→ What to do
For the data below, tally how many lines contain "source" and answer only with that tally.

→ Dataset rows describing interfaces
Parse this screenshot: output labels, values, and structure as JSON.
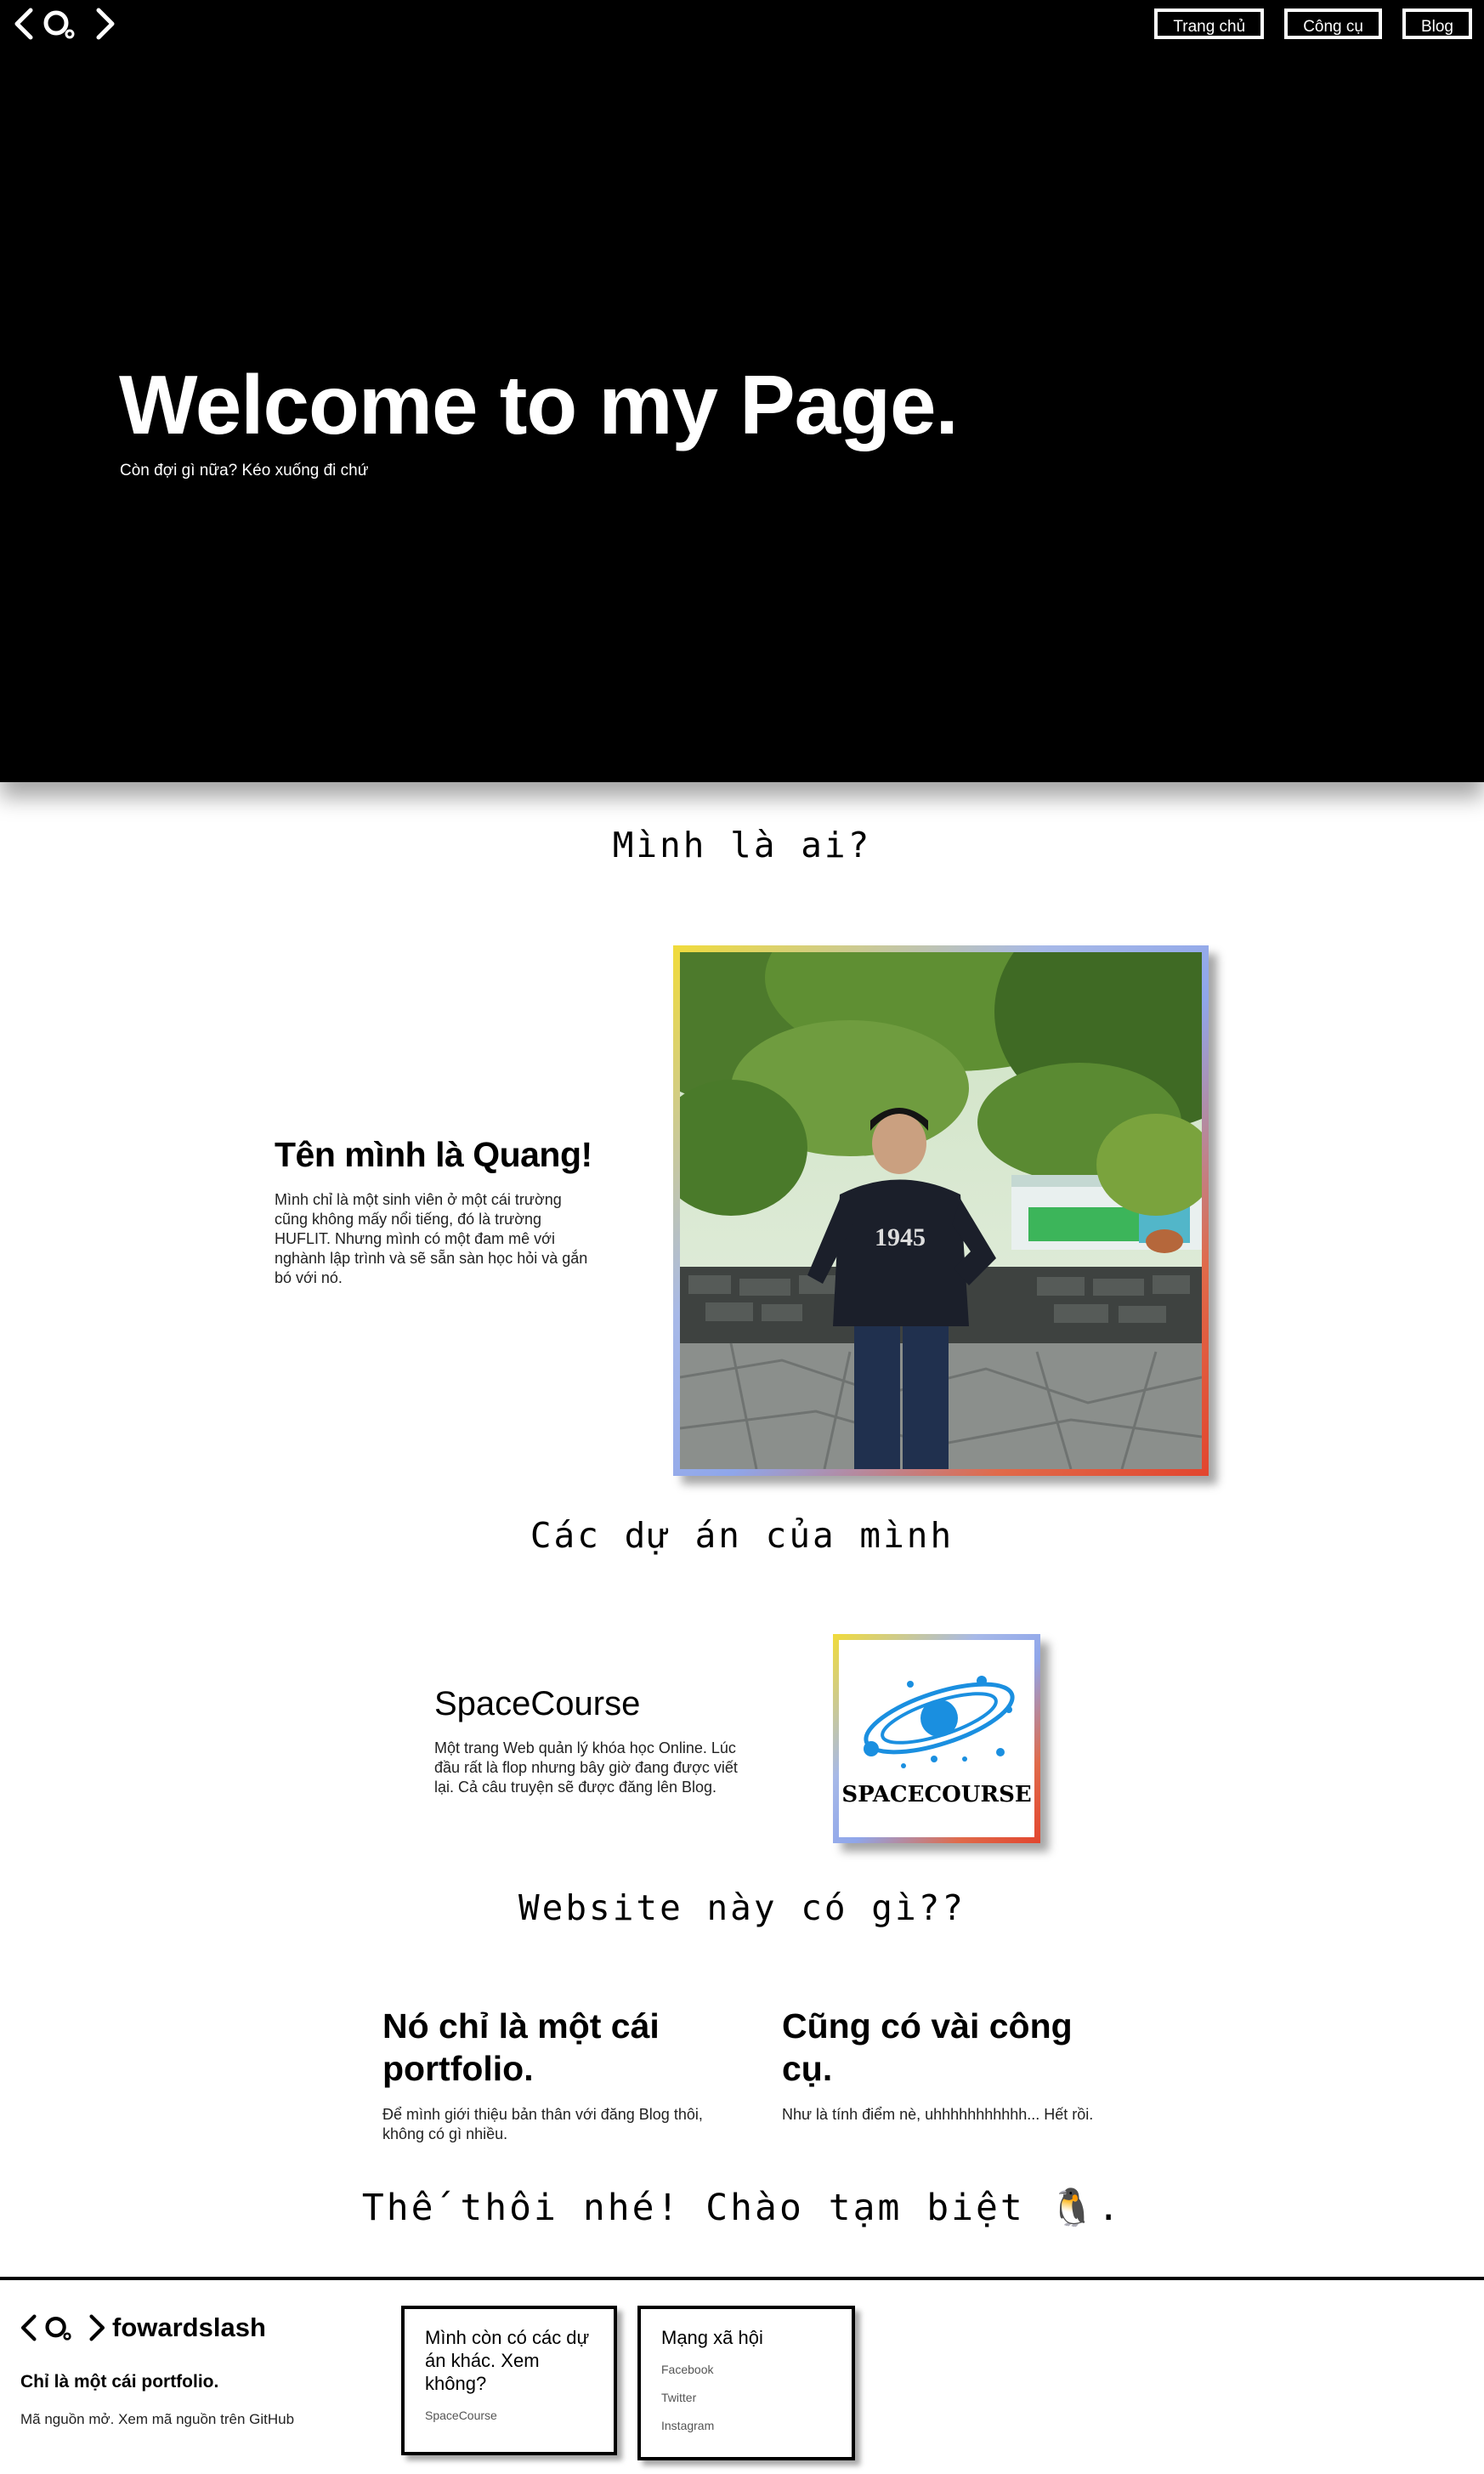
{
  "nav": {
    "items": [
      {
        "label": "Trang chủ"
      },
      {
        "label": "Công cụ"
      },
      {
        "label": "Blog"
      }
    ]
  },
  "hero": {
    "title": "Welcome to my Page.",
    "subtitle": "Còn đợi gì nữa? Kéo xuống đi chứ"
  },
  "about": {
    "heading": "Mình là ai?",
    "name": "Tên mình là Quang!",
    "description": "Mình chỉ là một sinh viên ở một cái trường cũng không mấy nổi tiếng, đó là trường HUFLIT. Nhưng mình có một đam mê với nghành lập trình và sẽ sẵn sàn học hỏi và gắn bó với nó.",
    "shirt_text": "1945"
  },
  "projects": {
    "heading": "Các dự án của mình",
    "items": [
      {
        "name": "SpaceCourse",
        "description": "Một trang Web quản lý khóa học Online. Lúc đầu rất là flop nhưng bây giờ đang được viết lại. Cả câu truyện sẽ được đăng lên Blog.",
        "logo_text": "SPACECOURSE"
      }
    ]
  },
  "features": {
    "heading": "Website này có gì??",
    "items": [
      {
        "title": "Nó chỉ là một cái portfolio.",
        "description": "Để mình giới thiệu bản thân với đăng Blog thôi, không có gì nhiều."
      },
      {
        "title": "Cũng có vài công cụ.",
        "description": "Như là tính điểm nè, uhhhhhhhhhhh... Hết rồi."
      }
    ]
  },
  "goodbye": {
    "text": "Thế thôi nhé! Chào tạm biệt 🐧."
  },
  "footer": {
    "brand": "fowardslash",
    "tagline": "Chỉ là một cái portfolio.",
    "source": "Mã nguồn mở. Xem mã nguồn trên GitHub",
    "projects_card": {
      "title": "Mình còn có các dự án khác. Xem không?",
      "links": [
        "SpaceCourse"
      ]
    },
    "social_card": {
      "title": "Mạng xã hội",
      "links": [
        "Facebook",
        "Twitter",
        "Instagram"
      ]
    }
  },
  "colors": {
    "hero_bg": "#000000",
    "frame_gradient_start": "#f1db3a",
    "frame_gradient_mid": "#8fa6ea",
    "frame_gradient_end": "#e2452e",
    "spacecourse_blue": "#1a8fe0"
  }
}
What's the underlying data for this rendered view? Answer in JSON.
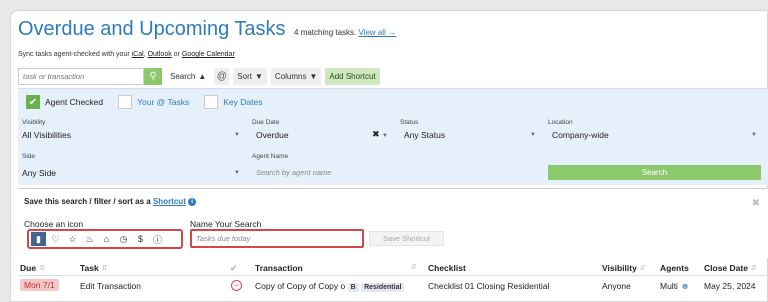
{
  "header": {
    "title": "Overdue and Upcoming Tasks",
    "count_text": "4 matching tasks.",
    "view_all": "View all →"
  },
  "sync": {
    "prefix": "Sync tasks agent-checked with your",
    "ical": "iCal",
    "sep1": ",",
    "outlook": "Outlook",
    "or": "or",
    "google": "Google Calendar"
  },
  "toolbar": {
    "search_placeholder": "task or transaction",
    "search_label": "Search",
    "at_label": "@",
    "sort_label": "Sort",
    "columns_label": "Columns",
    "add_shortcut_label": "Add Shortcut"
  },
  "filters": {
    "agent_checked_label": "Agent Checked",
    "your_tasks_label": "Your @ Tasks",
    "key_dates_label": "Key Dates",
    "visibility_label": "Visibility",
    "visibility_value": "All Visibilities",
    "due_date_label": "Due Date",
    "due_date_value": "Overdue",
    "status_label": "Status",
    "status_value": "Any Status",
    "location_label": "Location",
    "location_value": "Company-wide",
    "side_label": "Side",
    "side_value": "Any Side",
    "agent_name_label": "Agent Name",
    "agent_name_placeholder": "Search by agent name",
    "search_button": "Search"
  },
  "save": {
    "title_prefix": "Save this search / filter / sort as a",
    "shortcut_link": "Shortcut",
    "choose_icon_label": "Choose an icon",
    "name_label": "Name Your Search",
    "name_placeholder": "Tasks due today",
    "save_button": "Save Shortcut",
    "icons": [
      "bookmark-icon",
      "heart-icon",
      "star-icon",
      "bell-icon",
      "home-icon",
      "clock-icon",
      "dollar-icon",
      "alert-icon"
    ]
  },
  "table": {
    "headers": {
      "due": "Due",
      "task": "Task",
      "transaction": "Transaction",
      "checklist": "Checklist",
      "visibility": "Visibility",
      "agents": "Agents",
      "close_date": "Close Date"
    },
    "rows": [
      {
        "due": "Mon 7/1",
        "task": "Edit Transaction",
        "transaction": "Copy of Copy of Copy o",
        "tag_b": "B",
        "tag_type": "Residential",
        "checklist": "Checklist 01 Closing Residential",
        "visibility": "Anyone",
        "agents": "Multi",
        "close_date": "May 25, 2024"
      }
    ]
  },
  "colors": {
    "accent": "#2f7bbf",
    "green": "#8cc86c",
    "filter_bg": "#e6f0fa",
    "highlight": "#d04848"
  }
}
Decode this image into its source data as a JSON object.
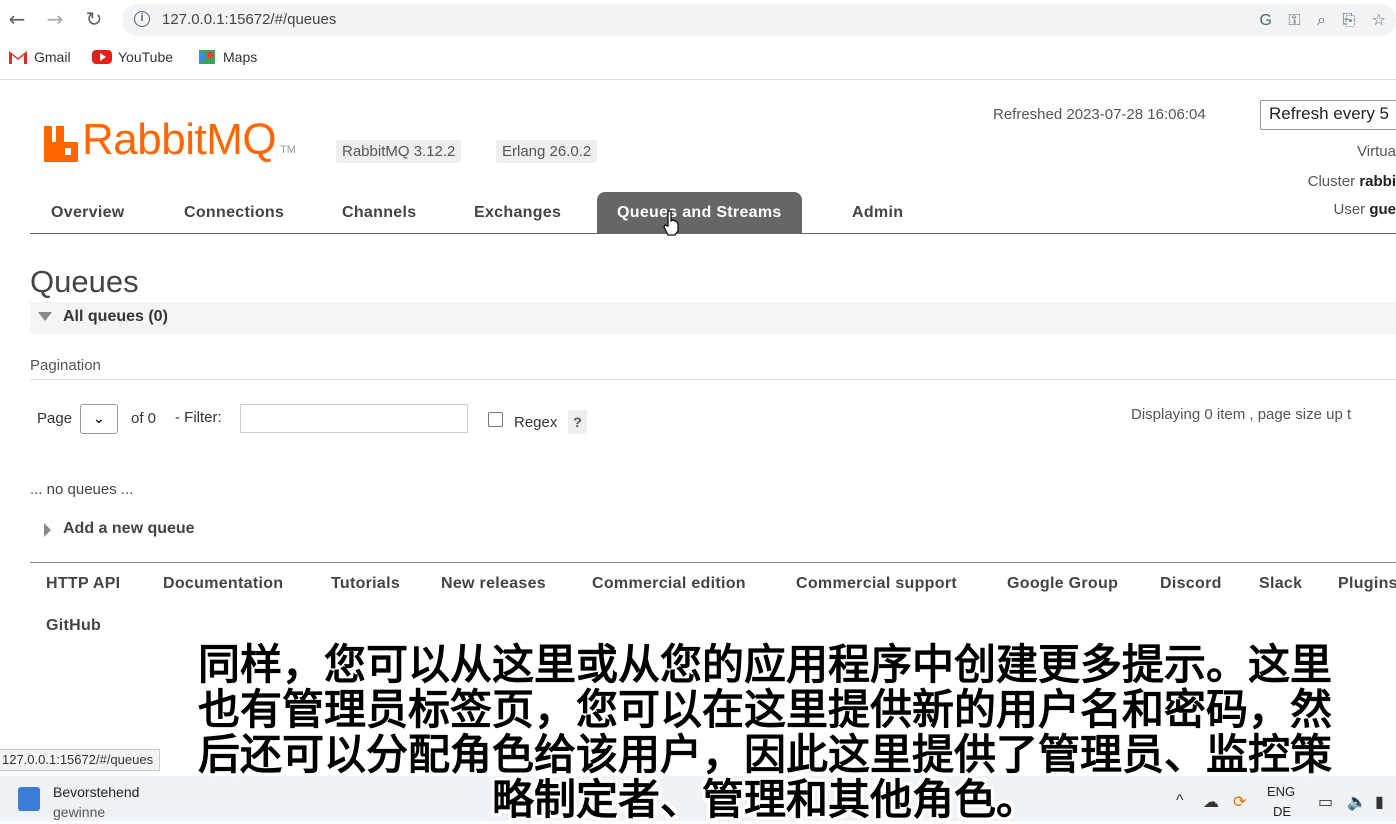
{
  "browser": {
    "url": "127.0.0.1:15672/#/queues",
    "bookmarks": [
      {
        "label": "Gmail"
      },
      {
        "label": "YouTube"
      },
      {
        "label": "Maps"
      }
    ]
  },
  "header": {
    "brand": "RabbitMQ",
    "tm": "TM",
    "version_badge": "RabbitMQ 3.12.2",
    "erlang_badge": "Erlang 26.0.2",
    "refreshed": "Refreshed 2023-07-28 16:06:04",
    "refresh_select": "Refresh every 5",
    "virtual_label": "Virtua",
    "cluster_label": "Cluster",
    "cluster_value": "rabbi",
    "user_label": "User",
    "user_value": "gue"
  },
  "tabs": [
    {
      "label": "Overview"
    },
    {
      "label": "Connections"
    },
    {
      "label": "Channels"
    },
    {
      "label": "Exchanges"
    },
    {
      "label": "Queues and Streams",
      "active": true
    },
    {
      "label": "Admin"
    }
  ],
  "main": {
    "title": "Queues",
    "section_label": "All queues (0)",
    "pagination_heading": "Pagination",
    "page_label": "Page",
    "of_label": "of 0",
    "filter_label": "- Filter:",
    "filter_value": "",
    "regex_label": "Regex",
    "help_label": "?",
    "displaying": "Displaying 0 item , page size up t",
    "no_queues": "... no queues ...",
    "add_queue": "Add a new queue"
  },
  "footer": {
    "links": [
      "HTTP API",
      "Documentation",
      "Tutorials",
      "New releases",
      "Commercial edition",
      "Commercial support",
      "Google Group",
      "Discord",
      "Slack",
      "Plugins",
      "GitHub"
    ]
  },
  "subtitle": {
    "line1": "同样，您可以从这里或从您的应用程序中创建更多提示。这里",
    "line2": "也有管理员标签页，您可以在这里提供新的用户名和密码，然",
    "line3": "后还可以分配角色给该用户，因此这里提供了管理员、监控策",
    "line4": "略制定者、管理和其他角色。"
  },
  "status_bar": {
    "url": "127.0.0.1:15672/#/queues"
  },
  "taskbar": {
    "weather_line1": "Bevorstehend",
    "weather_line2": "gewinne",
    "lang_line1": "ENG",
    "lang_line2": "DE"
  },
  "colors": {
    "brand_orange": "#ff6600",
    "active_tab": "#666666"
  }
}
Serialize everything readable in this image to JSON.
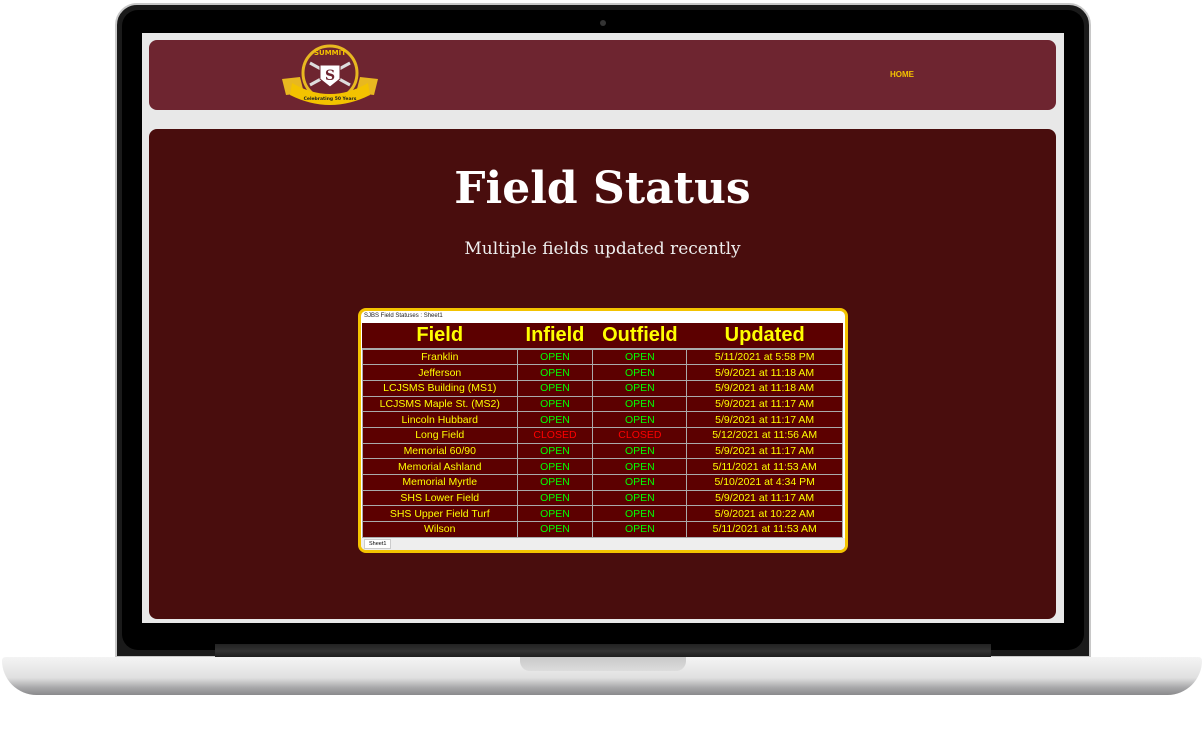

→ Output for this exercise
2